Shashi Tharoor’s Proposal to Distribute Free Pads Doesn’t Solve a Lack of Menstrual Rights
2018 was somewhat a milestone year for Indian women and their menstrual cycles. This was not because a genie popped up and made Shark Week easier, or even less stigmatized for us (oh how I wish!), but looking back, we did manage to get one thing right: collectively, as a nation, conversations around menstruation started. We talked about menstrual huts and the problems associated with them. We took the conversation right up to the Supreme Court of India and fought the ban on menstruating women entering the Sabarimala Temple. We even managed to get an obnoxious ‘lahu ka lagan,’ a tax on sanitary pads, scrapped!
Not to be ignored, Congress MP Shashi Tharoor introduced a private member’s bill called the Women’s Sexual, Reproductive and Menstrual Rights Bill in the Lok Sabha early this year. Through this bill, he aims to “emphasise on the agency of a woman in her sexual and reproductive rights and to guarantee menstrual equity for all women by the State.” In a piece defending his questionable statements on the Sabarimala issue, he also clarified that he, “do[es] not believe menstruation should confer any disability on women or restrict them from any position or activity,” further trying to highlight that he, in fact, is a good guy who cares for women and their menstrual rights.
While the bill is definitely a step forward in theory, it’s actually nothing more than just a symbolic gesture. Moreover, it fails to look at women’s menstrual rights in a holistic manner. The central argument or promise that the bill puts forth, with respect to menstrual rights, is that every public authority, as defined by sub-section (h) of section 2 of the Right to Information Act, 2005, will make available sanitary pads, preferably in the toilet for women, to be provided at no cost to individuals in the premises of the public authority. To further justify the thought behind this, he tweeted:
(3/5)The Bill mandates access to sanitary pads free of cost in govt schools and public offices for all women, acknowledging that menstruation is an essential involuntary bodily function & that questioning the absence of sanitary pads must become a societal norm and not a stigma.— Shashi Tharoor (@ShashiTharoor) January 6, 2019
The bill is no doubt a welcome effort to shake up the silence around menstruation in public policy. But there are some major problems with this ‘just give them free pads’ logic, highlighting how much we need to approach the topic with caution and preferably a lot more discussion.
The quality of pads provided will be constrained by the budget

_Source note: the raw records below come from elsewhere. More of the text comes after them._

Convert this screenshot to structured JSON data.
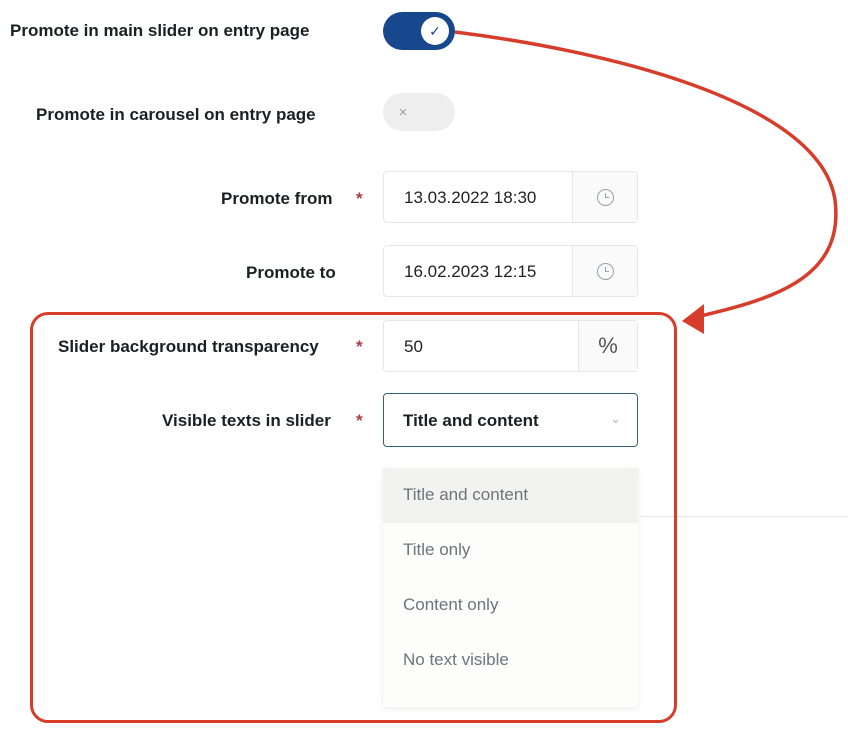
{
  "toggles": {
    "main_slider": {
      "label": "Promote in main slider on entry page",
      "state": "on",
      "icon": "check-icon",
      "glyph": "✓"
    },
    "carousel": {
      "label": "Promote in carousel on entry page",
      "state": "off",
      "icon": "x-icon",
      "glyph": "×"
    }
  },
  "promote_from": {
    "label": "Promote from",
    "required_mark": "*",
    "value": "13.03.2022 18:30",
    "icon": "clock-icon"
  },
  "promote_to": {
    "label": "Promote to",
    "value": "16.02.2023 12:15",
    "icon": "clock-icon"
  },
  "transparency": {
    "label": "Slider background transparency",
    "required_mark": "*",
    "value": "50",
    "unit": "%"
  },
  "visible_texts": {
    "label": "Visible texts in slider",
    "required_mark": "*",
    "selected": "Title and content",
    "options": [
      "Title and content",
      "Title only",
      "Content only",
      "No text visible"
    ]
  },
  "colors": {
    "toggle_on": "#17478c",
    "annotation": "#d63d2b",
    "required": "#b23a48"
  }
}
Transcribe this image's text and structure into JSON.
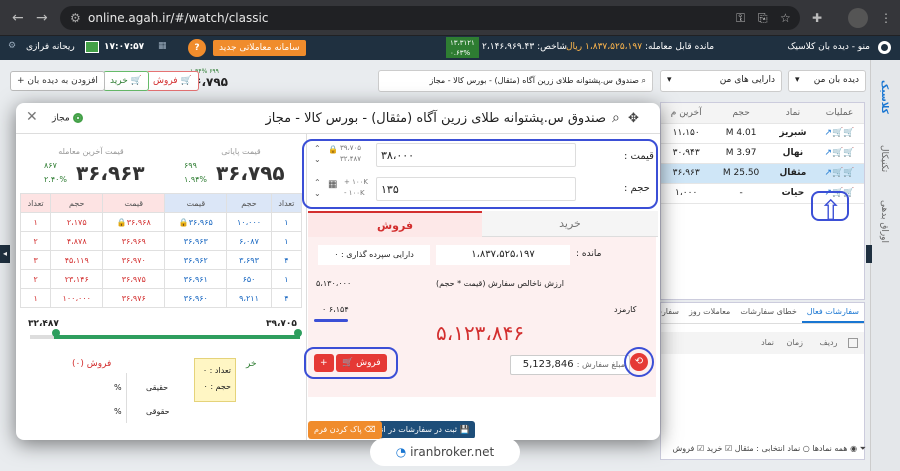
{
  "browser": {
    "url": "online.agah.ir/#/watch/classic"
  },
  "topbar": {
    "logo_label": "منو - دیده بان کلاسیک",
    "purchasable_label": "مانده قابل معامله:",
    "purchasable_value": "۱،۸۳۷،۵۲۵،۱۹۷ ریال",
    "index_label": "شاخص:",
    "index_value": "۲،۱۴۶،۹۶۹.۴۳",
    "index_change": "۱۳،۳۱۲۱",
    "index_pct": "۰.۶۳%",
    "new_system_label": "سامانه معاملاتی جدید",
    "clock": "۱۷:۰۷:۵۷",
    "calc_label": "ریحانه فرازی"
  },
  "watch": {
    "dropdown_watch": "دیده بان من",
    "dropdown_assets": "دارایی های من",
    "search_text": "صندوق س.پشتوانه طلای زرین آگاه (مثقال) - بورس کالا - مجاز",
    "add_label": "افزودن به دیده بان",
    "buy_label": "خرید",
    "sell_label": "فروش",
    "price": "۳۶،۷۹۵",
    "price_change": "۶۹۹",
    "price_pct": "۱.۹۴%",
    "col_ops": "عملیات",
    "col_symbol": "نماد",
    "col_volume": "حجم",
    "col_last": "آخرین م",
    "rows": [
      {
        "symbol": "شبریز",
        "volume": "4.01 M",
        "last": "۱۱،۱۵۰"
      },
      {
        "symbol": "نهال",
        "volume": "3.97 M",
        "last": "۳۰،۹۴۳"
      },
      {
        "symbol": "مثقال",
        "volume": "25.50 M",
        "last": "۳۶،۹۶۳"
      },
      {
        "symbol": "حیات",
        "volume": "-",
        "last": "۱،۰۰۰"
      }
    ]
  },
  "modal": {
    "title": "صندوق س.پشتوانه طلای زرین آگاه (مثقال) - بورس کالا - مجاز",
    "status": "مجاز",
    "closing_label": "قیمت پایانی",
    "closing_price": "۳۶،۷۹۵",
    "closing_change": "۶۹۹",
    "closing_pct": "۱.۹۴%",
    "last_label": "قیمت آخرین معامله",
    "last_price": "۳۶،۹۶۳",
    "last_change": "۸۶۷",
    "last_pct": "۲.۴۰%",
    "ob_headers": [
      "تعداد",
      "حجم",
      "قیمت",
      "قیمت",
      "حجم",
      "تعداد"
    ],
    "ob_rows": [
      [
        "۱",
        "۱۰،۰۰۰",
        "۳۶،۹۶۵",
        "۳۶،۹۶۸",
        "۲،۱۷۵",
        "۱"
      ],
      [
        "۱",
        "۶،۰۸۷",
        "۳۶،۹۶۳",
        "۳۶،۹۶۹",
        "۴،۸۷۸",
        "۲"
      ],
      [
        "۴",
        "۳،۶۹۳",
        "۳۶،۹۶۲",
        "۳۶،۹۷۰",
        "۴۵،۱۱۹",
        "۳"
      ],
      [
        "۱",
        "۶۵۰",
        "۳۶،۹۶۱",
        "۳۶،۹۷۵",
        "۲۳،۱۴۶",
        "۲"
      ],
      [
        "۴",
        "۹،۲۱۱",
        "۳۶،۹۶۰",
        "۳۶،۹۷۶",
        "۱۰۰،۰۰۰",
        "۱"
      ]
    ],
    "range_low": "۳۲،۴۸۷",
    "range_high": "۳۹،۷۰۵",
    "range_fill": 1.0,
    "sell_label": "فروش (۰)",
    "buy_label": "خر",
    "tooltip_count": "تعداد : ۰",
    "tooltip_volume": "حجم : ۰",
    "real_label": "حقیقی",
    "legal_label": "حقوقی",
    "pct": "%",
    "price_label": "قیمت :",
    "price_value": "۳۸،۰۰۰",
    "price_max": "۳۹،۷۰۵",
    "price_min": "۳۲،۴۸۷",
    "volume_label": "حجم :",
    "volume_value": "۱۳۵",
    "vol_plus": "+ ۱۰۰K",
    "vol_minus": "- ۱۰۰K",
    "tab_buy": "خرید",
    "tab_sell": "فروش",
    "remaining_label": "مانده :",
    "remaining_value": "۱،۸۳۷،۵۲۵،۱۹۷",
    "deposit_label": "دارایی سپرده گذاری : ۰",
    "gross_label": "ارزش ناخالص سفارش (قیمت * حجم)",
    "gross_value": "۵،۱۳۰،۰۰۰",
    "fee_label": "کارمزد",
    "fee_value": "۶،۱۵۴",
    "fee_zero": "۰",
    "total": "۵،۱۲۳،۸۴۶",
    "order_amount_label": "مبلغ سفارش :",
    "order_amount": "5,123,846",
    "sell_button": "فروش",
    "plus": "+",
    "clear_button": "پاک کردن فرم",
    "queue_button": "ثبت در سفارشات در انتظار"
  },
  "orders": {
    "tabs": [
      "سفارشات فعال",
      "خطای سفارشات",
      "معاملات روز",
      "سفارشات روز"
    ],
    "col_row": "ردیف",
    "col_time": "زمان",
    "col_symbol": "نماد",
    "filter_all": "همه نمادها",
    "filter_selected": "نماد انتخابی : مثقال",
    "filter_buy": "خرید",
    "filter_sell": "فروش"
  },
  "side": {
    "tabs": [
      "کلاسیک",
      "تکنیکال",
      "اوراق بدهی"
    ]
  },
  "watermark": "iranbroker.net"
}
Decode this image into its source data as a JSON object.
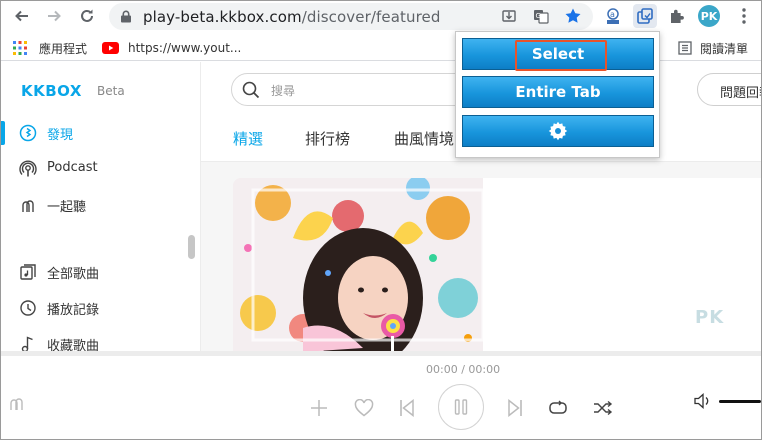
{
  "browser": {
    "url_host": "play-beta.kkbox.com",
    "url_path": "/discover/featured",
    "profile_initials": "PK",
    "bookmarks": [
      {
        "label": "應用程式",
        "icon": "apps-grid-icon"
      },
      {
        "label": "https://www.yout...",
        "icon": "youtube-icon"
      }
    ],
    "reading_list": "閱讀清單",
    "colors": {
      "star": "#1a73e8",
      "youtube": "#ff0000"
    }
  },
  "kkbox": {
    "logo": "KKBOX",
    "logo_badge": "Beta",
    "sidebar": {
      "items": [
        {
          "label": "發現",
          "icon": "discover-icon",
          "active": true
        },
        {
          "label": "Podcast",
          "icon": "podcast-icon",
          "active": false
        },
        {
          "label": "一起聽",
          "icon": "listen-together-icon",
          "active": false
        },
        {
          "label": "全部歌曲",
          "icon": "all-songs-icon",
          "active": false
        },
        {
          "label": "播放記錄",
          "icon": "history-icon",
          "active": false
        },
        {
          "label": "收藏歌曲",
          "icon": "favorite-songs-icon",
          "active": false
        }
      ]
    },
    "search": {
      "placeholder": "搜尋"
    },
    "help_button": "問題回報",
    "tabs": [
      {
        "label": "精選",
        "active": true
      },
      {
        "label": "排行榜",
        "active": false
      },
      {
        "label": "曲風情境",
        "active": false
      }
    ],
    "watermark": "PK",
    "accent": "#09a6e8"
  },
  "player": {
    "time": "00:00 / 00:00"
  },
  "popup": {
    "buttons": [
      {
        "label": "Select"
      },
      {
        "label": "Entire Tab"
      },
      {
        "label": "",
        "icon": "gear-icon"
      }
    ]
  }
}
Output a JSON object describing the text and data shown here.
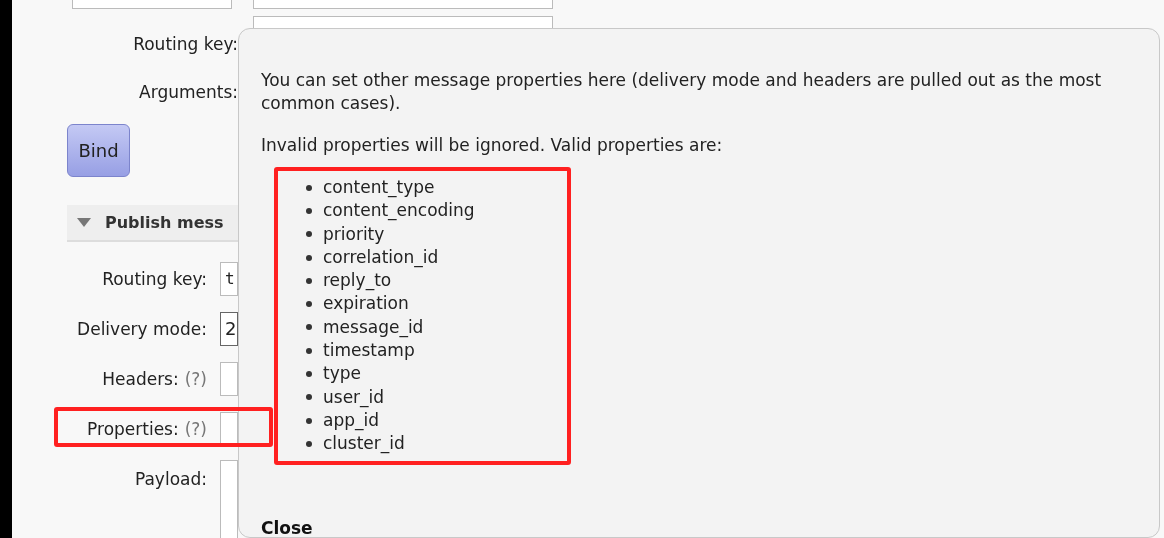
{
  "binding_form": {
    "rows": [
      {
        "label": "Routing key:"
      },
      {
        "label": "Arguments:"
      }
    ],
    "button": "Bind"
  },
  "publish_section": {
    "title": "Publish mess",
    "expanded": true,
    "rows": [
      {
        "label": "Routing key:",
        "kind": "input",
        "value": "t"
      },
      {
        "label": "Delivery mode:",
        "kind": "select",
        "value": "2"
      },
      {
        "label": "Headers:",
        "help": "(?)",
        "kind": "input"
      },
      {
        "label": "Properties:",
        "help": "(?)",
        "kind": "input"
      },
      {
        "label": "Payload:",
        "kind": "textarea"
      }
    ]
  },
  "help_popup": {
    "paragraphs": [
      "You can set other message properties here (delivery mode and headers are pulled out as the most common cases).",
      "Invalid properties will be ignored. Valid properties are:"
    ],
    "properties": [
      "content_type",
      "content_encoding",
      "priority",
      "correlation_id",
      "reply_to",
      "expiration",
      "message_id",
      "timestamp",
      "type",
      "user_id",
      "app_id",
      "cluster_id"
    ],
    "close": "Close"
  }
}
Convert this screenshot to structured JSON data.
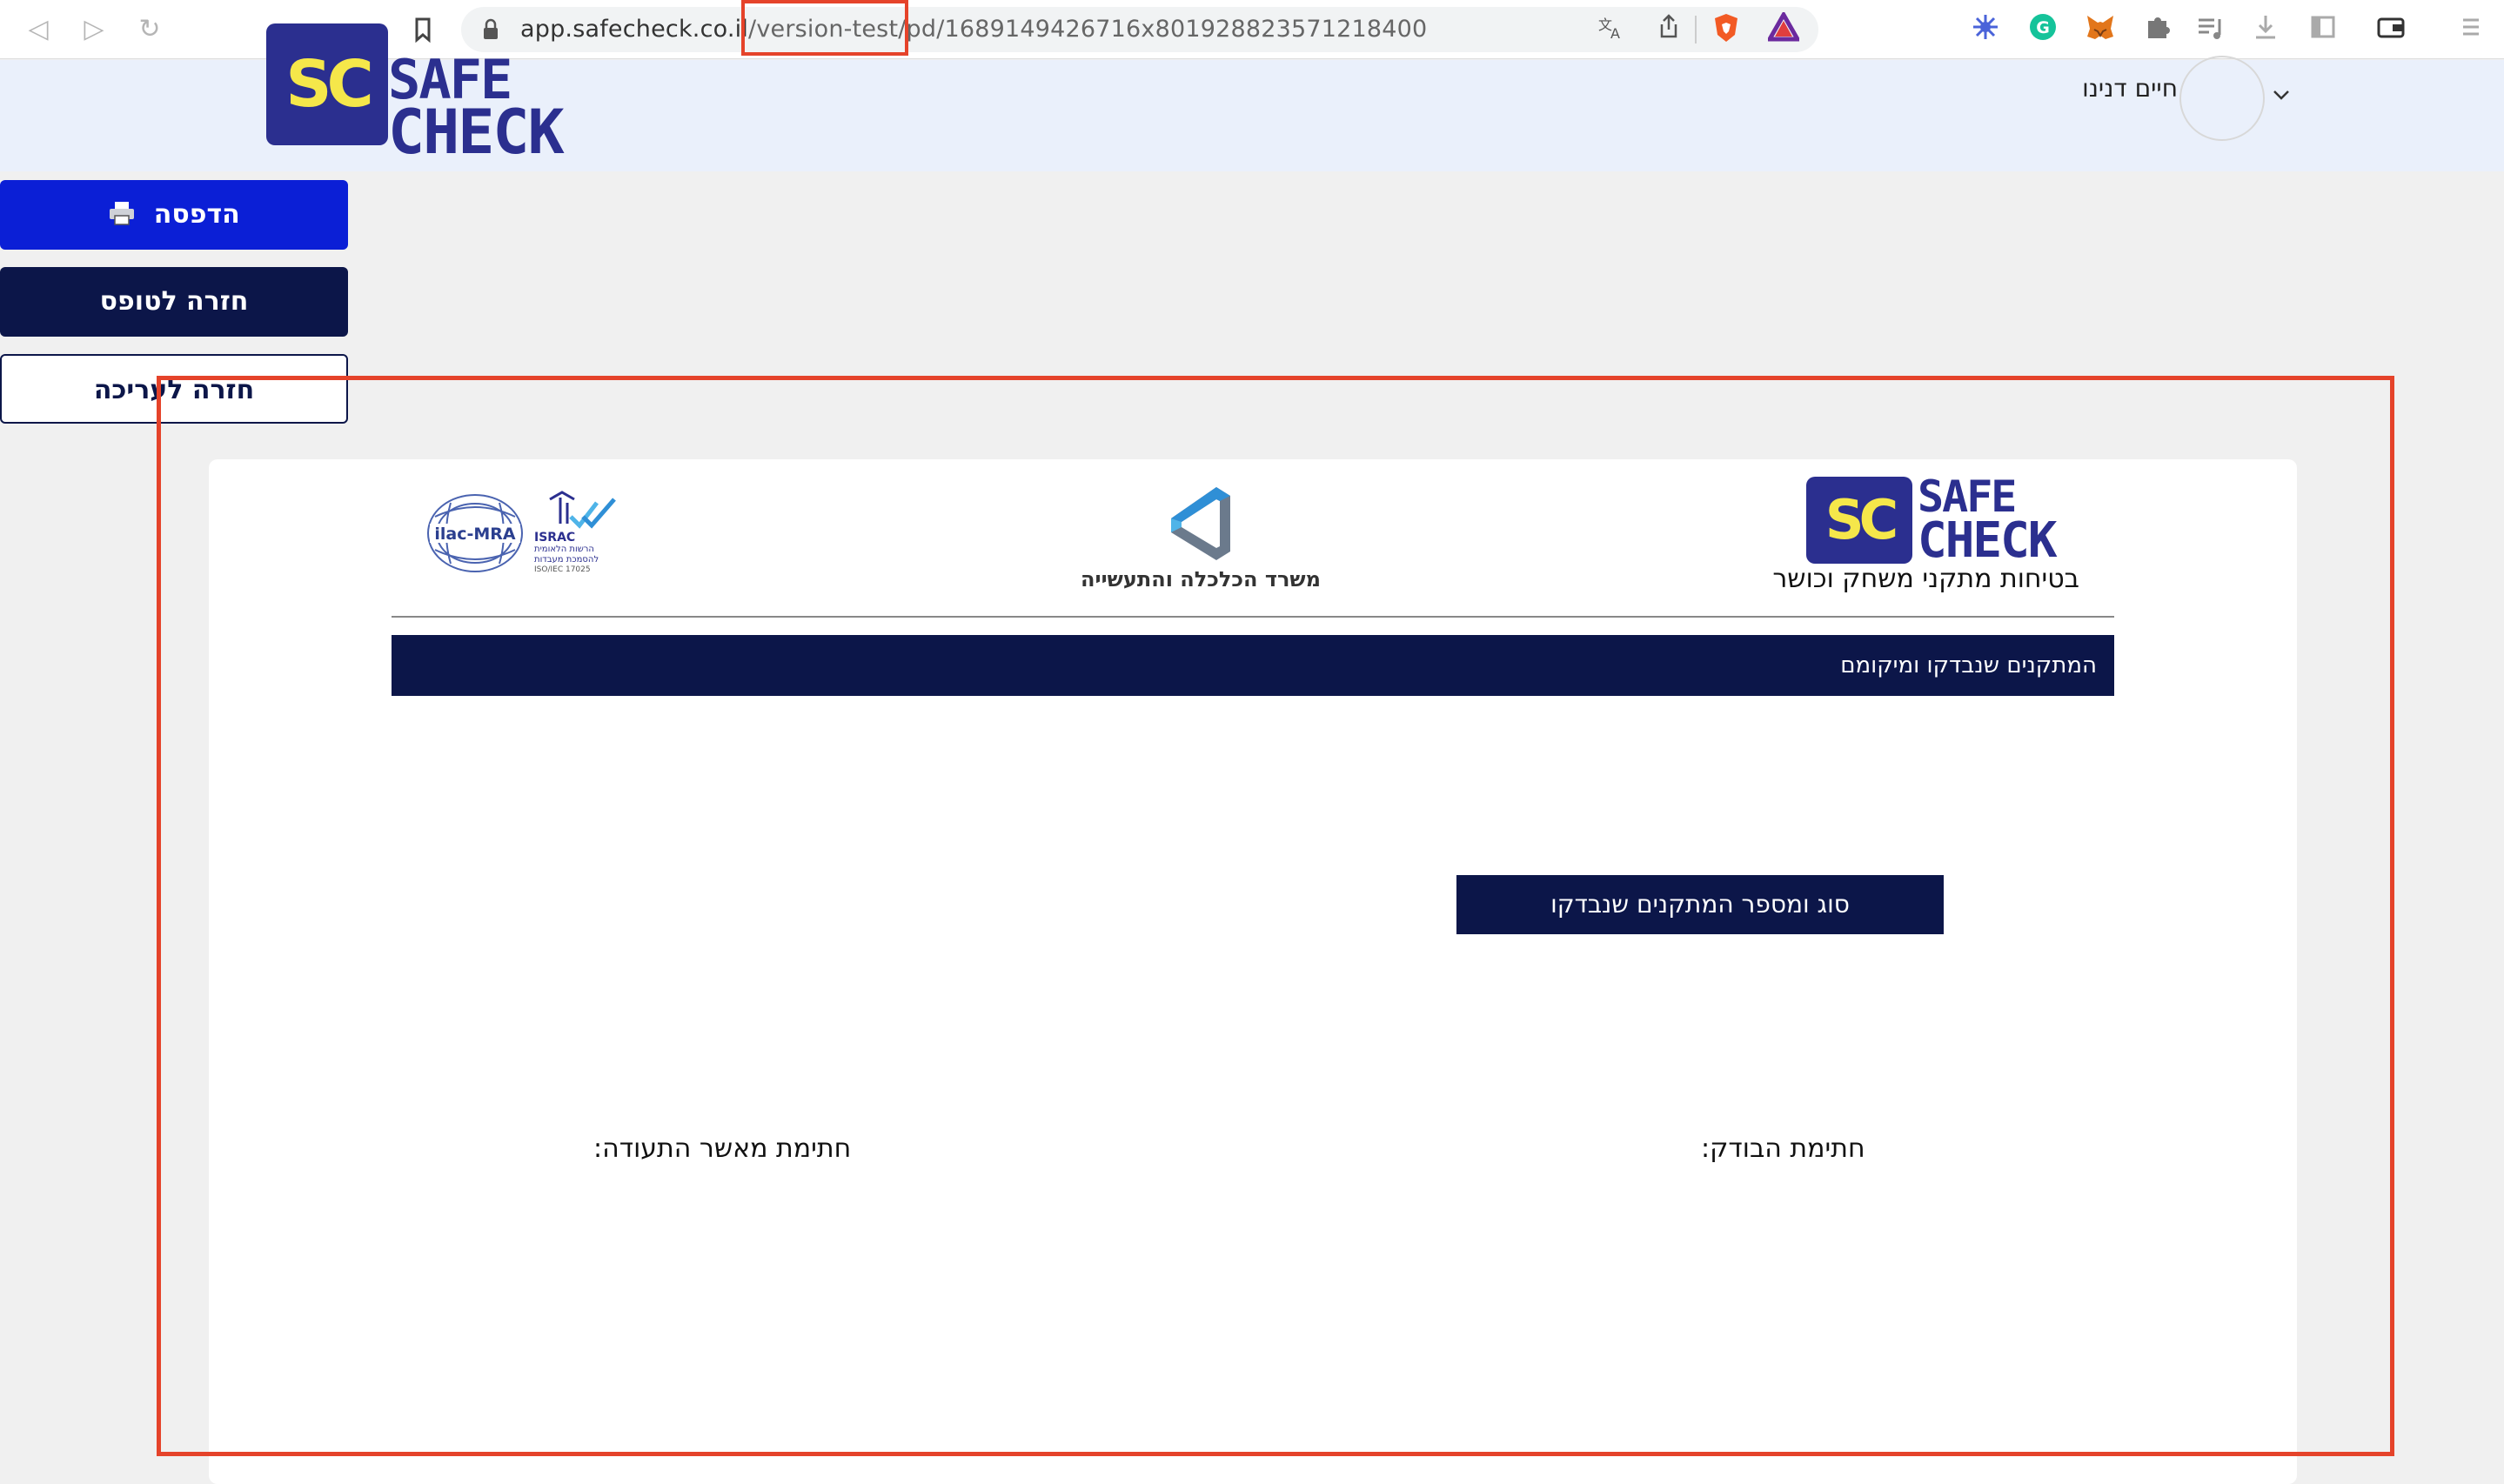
{
  "browser": {
    "url_host": "app.safecheck.co.il",
    "url_path": "/version-test/pd/1689149426716x801928823571218400",
    "icons": [
      "back-icon",
      "forward-icon",
      "reload-icon",
      "bookmark-icon",
      "lock-icon",
      "translate-icon",
      "share-icon",
      "brave-shield-icon",
      "brave-rewards-icon",
      "extension-icon",
      "grammarly-icon",
      "metamask-icon",
      "puzzle-icon",
      "media-icon",
      "download-icon",
      "sidebar-icon",
      "wallet-icon",
      "menu-icon"
    ]
  },
  "header": {
    "logo_sc": "SC",
    "logo_line1": "SAFE",
    "logo_line2": "CHECK",
    "user_name": "חיים דנינו"
  },
  "sidebar": {
    "print_label": "הדפסה",
    "back_to_form_label": "חזרה לטופס",
    "back_to_edit_label": "חזרה לעריכה"
  },
  "document": {
    "logo_sc": "SC",
    "logo_line1": "SAFE",
    "logo_line2": "CHECK",
    "tagline": "בטיחות מתקני משחק וכושר",
    "ministry_label": "משרד הכלכלה והתעשייה",
    "ilac_label": "ilac-MRA",
    "israc_label": "ISRAC",
    "israc_sub1": "הרשות הלאומית",
    "israc_sub2": "להסמכת מעבדות",
    "israc_iso": "ISO/IEC 17025",
    "section_title": "המתקנים שנבדקו ומיקומם",
    "types_title": "סוג ומספר המתקנים שנבדקו",
    "inspector_signature": "חתימת הבודק:",
    "approver_signature": "חתימת מאשר התעודה:"
  },
  "colors": {
    "brand_navy": "#0c1649",
    "brand_indigo": "#2b2f8f",
    "brand_yellow": "#f5e74a",
    "print_blue": "#0b1fd6",
    "highlight_red": "#e5432a"
  }
}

As sanitary pads go, disposable ones are known to be a cocktail of synthetic fibers, plastic, artificial fragrances and gels – none of which are disclosed on the packaging in a suitable manner. With the bill’s budget constraints of only Rs. 100 crore per annum to finance this plan, it seems likely that the quality of pads will suffer.
Where are the bathrooms?
What the bill also fails to address is the fact that most women lack access to hygienic and safe toilets that are functional, with clean water and safe disposal of waste. Given this reality, especially when it comes to public infrastructure (the medium through which the dispersal of free sanitary pads is proposed), simply providing pads is not going to make much of a difference. Access to the product is a welcome and much needed step, but unless you provide the facilities to use the product properly, access results in nothing.
Related on The Swaddle:
A Cultural Obsession With Virginity Is Keeping Women from Using Menstrual Cups, Tampons
It’s not just women who menstruate
Many non-binary, gender non-conforming folks, and trans-men also menstruate, but have been side-lined in almost all approaches to ‘solving’ period poverty. When we talk about destigmatization, it is imperative that we take this into account. Side-lining equal stakeholders is not only unfair, but also tremendously unjust.
Is there a plan for disposing the pads?
We also need to factor in the impact of the products we choose, which extends beyond our bodies to effect not just the environment, but even the lives and dignity of others handling our waste. The last plan to sell subsidized pads by the Ministry of Health and Family Welfare resulted in the roll-out of a chaotic action plan to manage menstrual waste. If the goal of this bill is to provide pads to people who need it, the responsibility of implementing solutions to dispose of them in an ethical way must also be accounted for.
No mention of plans to educate people about menstruation. What good are rights when you don’t know how to use them?
Today, the challenge has become about fighting against the popular narrative that exist in society around menstruation. We need to enable and support a substantial change in the way menstruation education is conducted in schools and colleges, and try to include not just students, but also those who interact with them on a day-to-day basis, too. Sustainable menstruation products also need to be introduced to young women across the country.
More importantly, the bill needs to put forward a plan for a larger educational campaign to destigmatize menstruation. While it is important that young girls learn why their menstrual rights matter, it is even more important to ensure that the people they are around, and the spaces they move in, do not continue to stigmatize menstruation. Access would mean nothing, if it does not translate into use because young women around the country are still hindered by the mindset that denied them their rights to begin with.
This bill is an important step in a country like India, but thrusting pads into women’s faces, without providing them the opportunity to make informed choices is not the correct remedy to one of the more serious problems women face today.